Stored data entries
§

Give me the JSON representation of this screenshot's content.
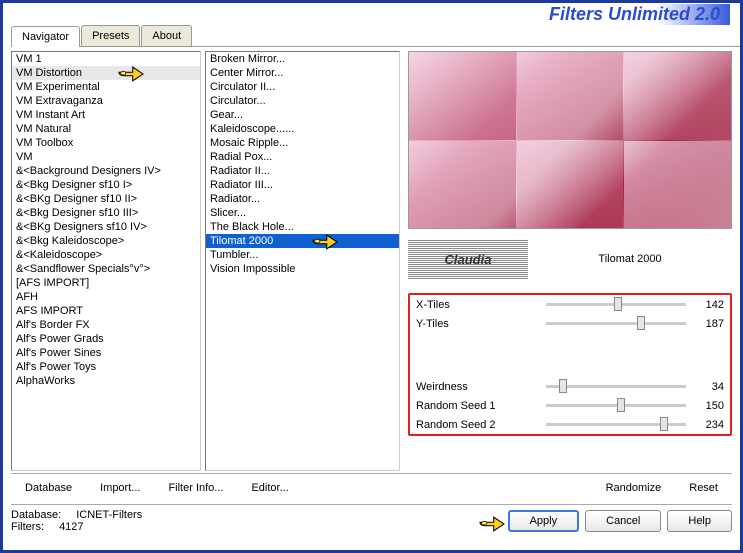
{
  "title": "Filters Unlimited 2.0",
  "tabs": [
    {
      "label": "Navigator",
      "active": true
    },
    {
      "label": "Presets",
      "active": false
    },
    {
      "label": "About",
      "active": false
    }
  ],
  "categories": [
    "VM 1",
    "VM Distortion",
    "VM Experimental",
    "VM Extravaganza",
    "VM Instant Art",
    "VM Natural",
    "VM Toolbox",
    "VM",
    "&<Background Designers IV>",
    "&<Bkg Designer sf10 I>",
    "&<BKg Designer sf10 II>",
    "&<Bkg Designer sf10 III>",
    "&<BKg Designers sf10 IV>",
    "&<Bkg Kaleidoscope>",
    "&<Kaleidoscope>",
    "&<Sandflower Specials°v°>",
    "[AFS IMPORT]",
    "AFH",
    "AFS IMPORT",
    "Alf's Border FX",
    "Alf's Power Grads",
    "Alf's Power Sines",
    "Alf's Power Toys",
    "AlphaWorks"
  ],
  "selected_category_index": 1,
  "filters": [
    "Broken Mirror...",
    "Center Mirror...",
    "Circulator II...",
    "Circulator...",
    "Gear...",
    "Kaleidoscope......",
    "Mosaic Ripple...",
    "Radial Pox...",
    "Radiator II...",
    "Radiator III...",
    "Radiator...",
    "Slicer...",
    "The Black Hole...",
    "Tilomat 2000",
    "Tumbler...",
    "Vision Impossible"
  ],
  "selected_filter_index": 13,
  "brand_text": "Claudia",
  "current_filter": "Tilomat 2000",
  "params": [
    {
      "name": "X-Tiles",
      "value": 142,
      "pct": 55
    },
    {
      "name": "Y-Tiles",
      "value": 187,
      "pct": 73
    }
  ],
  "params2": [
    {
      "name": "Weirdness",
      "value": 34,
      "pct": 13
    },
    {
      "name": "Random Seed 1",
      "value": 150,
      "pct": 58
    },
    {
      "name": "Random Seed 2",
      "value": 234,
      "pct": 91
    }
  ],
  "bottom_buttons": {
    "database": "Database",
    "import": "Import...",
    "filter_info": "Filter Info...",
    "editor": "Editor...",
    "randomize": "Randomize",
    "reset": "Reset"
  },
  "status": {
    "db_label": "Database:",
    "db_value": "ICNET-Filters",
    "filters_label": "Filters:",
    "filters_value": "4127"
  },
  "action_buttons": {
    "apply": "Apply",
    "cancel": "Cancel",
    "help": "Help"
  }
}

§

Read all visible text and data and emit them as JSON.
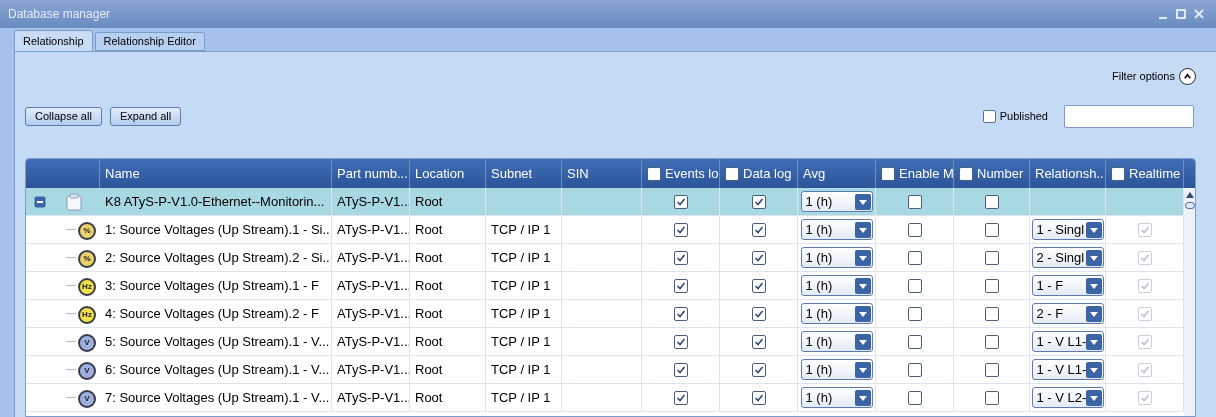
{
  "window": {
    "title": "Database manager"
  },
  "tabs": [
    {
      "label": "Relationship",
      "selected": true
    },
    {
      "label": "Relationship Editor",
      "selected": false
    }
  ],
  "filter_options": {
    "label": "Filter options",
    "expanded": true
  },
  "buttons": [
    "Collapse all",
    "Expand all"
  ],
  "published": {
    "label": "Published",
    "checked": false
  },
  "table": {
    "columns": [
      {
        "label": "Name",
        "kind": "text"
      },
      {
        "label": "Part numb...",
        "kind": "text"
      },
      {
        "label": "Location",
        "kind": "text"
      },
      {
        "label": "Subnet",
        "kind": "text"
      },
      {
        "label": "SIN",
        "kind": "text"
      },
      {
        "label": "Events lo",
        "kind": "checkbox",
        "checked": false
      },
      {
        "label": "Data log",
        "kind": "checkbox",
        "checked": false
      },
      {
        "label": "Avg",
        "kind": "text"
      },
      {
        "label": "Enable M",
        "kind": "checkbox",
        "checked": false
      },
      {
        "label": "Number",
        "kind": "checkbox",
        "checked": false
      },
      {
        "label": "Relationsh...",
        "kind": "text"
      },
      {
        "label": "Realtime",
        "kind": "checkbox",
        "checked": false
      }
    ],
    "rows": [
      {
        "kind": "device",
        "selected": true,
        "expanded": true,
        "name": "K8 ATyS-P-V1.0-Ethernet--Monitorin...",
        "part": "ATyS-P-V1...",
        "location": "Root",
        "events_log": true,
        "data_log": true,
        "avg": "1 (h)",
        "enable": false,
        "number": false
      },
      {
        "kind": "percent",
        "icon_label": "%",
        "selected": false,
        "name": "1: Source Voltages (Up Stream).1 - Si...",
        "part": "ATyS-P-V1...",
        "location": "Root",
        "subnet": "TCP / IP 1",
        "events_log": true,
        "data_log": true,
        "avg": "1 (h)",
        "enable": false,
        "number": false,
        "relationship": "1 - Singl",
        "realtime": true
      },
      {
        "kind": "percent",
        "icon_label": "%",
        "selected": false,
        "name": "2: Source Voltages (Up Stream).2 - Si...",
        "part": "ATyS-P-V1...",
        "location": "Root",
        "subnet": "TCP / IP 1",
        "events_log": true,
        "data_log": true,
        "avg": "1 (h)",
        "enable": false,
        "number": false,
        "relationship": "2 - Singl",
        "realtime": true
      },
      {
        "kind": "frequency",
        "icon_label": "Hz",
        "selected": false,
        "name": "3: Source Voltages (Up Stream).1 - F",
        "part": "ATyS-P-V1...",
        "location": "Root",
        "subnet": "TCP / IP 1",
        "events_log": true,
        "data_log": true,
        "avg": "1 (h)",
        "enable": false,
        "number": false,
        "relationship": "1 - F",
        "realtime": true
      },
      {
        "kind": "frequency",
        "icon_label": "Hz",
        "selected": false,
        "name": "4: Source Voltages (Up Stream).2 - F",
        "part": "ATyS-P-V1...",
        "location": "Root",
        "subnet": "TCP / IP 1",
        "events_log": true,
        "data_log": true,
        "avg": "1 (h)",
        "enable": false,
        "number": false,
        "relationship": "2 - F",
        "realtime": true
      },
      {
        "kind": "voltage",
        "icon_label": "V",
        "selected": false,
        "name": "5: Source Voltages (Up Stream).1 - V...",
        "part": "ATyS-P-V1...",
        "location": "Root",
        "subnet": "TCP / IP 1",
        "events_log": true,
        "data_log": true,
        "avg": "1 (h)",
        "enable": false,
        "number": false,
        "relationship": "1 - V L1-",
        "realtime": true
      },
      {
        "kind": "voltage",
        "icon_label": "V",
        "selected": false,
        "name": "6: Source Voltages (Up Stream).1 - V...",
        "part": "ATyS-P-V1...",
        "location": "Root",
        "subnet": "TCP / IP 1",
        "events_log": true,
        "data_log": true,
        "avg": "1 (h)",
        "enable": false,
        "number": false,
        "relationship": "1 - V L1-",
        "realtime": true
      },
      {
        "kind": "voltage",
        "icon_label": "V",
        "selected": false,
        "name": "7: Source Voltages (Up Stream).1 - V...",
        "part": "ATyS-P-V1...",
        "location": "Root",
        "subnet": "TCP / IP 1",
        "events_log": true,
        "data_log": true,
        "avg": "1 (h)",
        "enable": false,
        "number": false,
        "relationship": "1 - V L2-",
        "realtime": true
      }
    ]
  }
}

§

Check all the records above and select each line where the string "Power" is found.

▶ Task solution
    "Alf's Power Grads",
    "Alf's Power Sines",
    "Alf's Power Toys",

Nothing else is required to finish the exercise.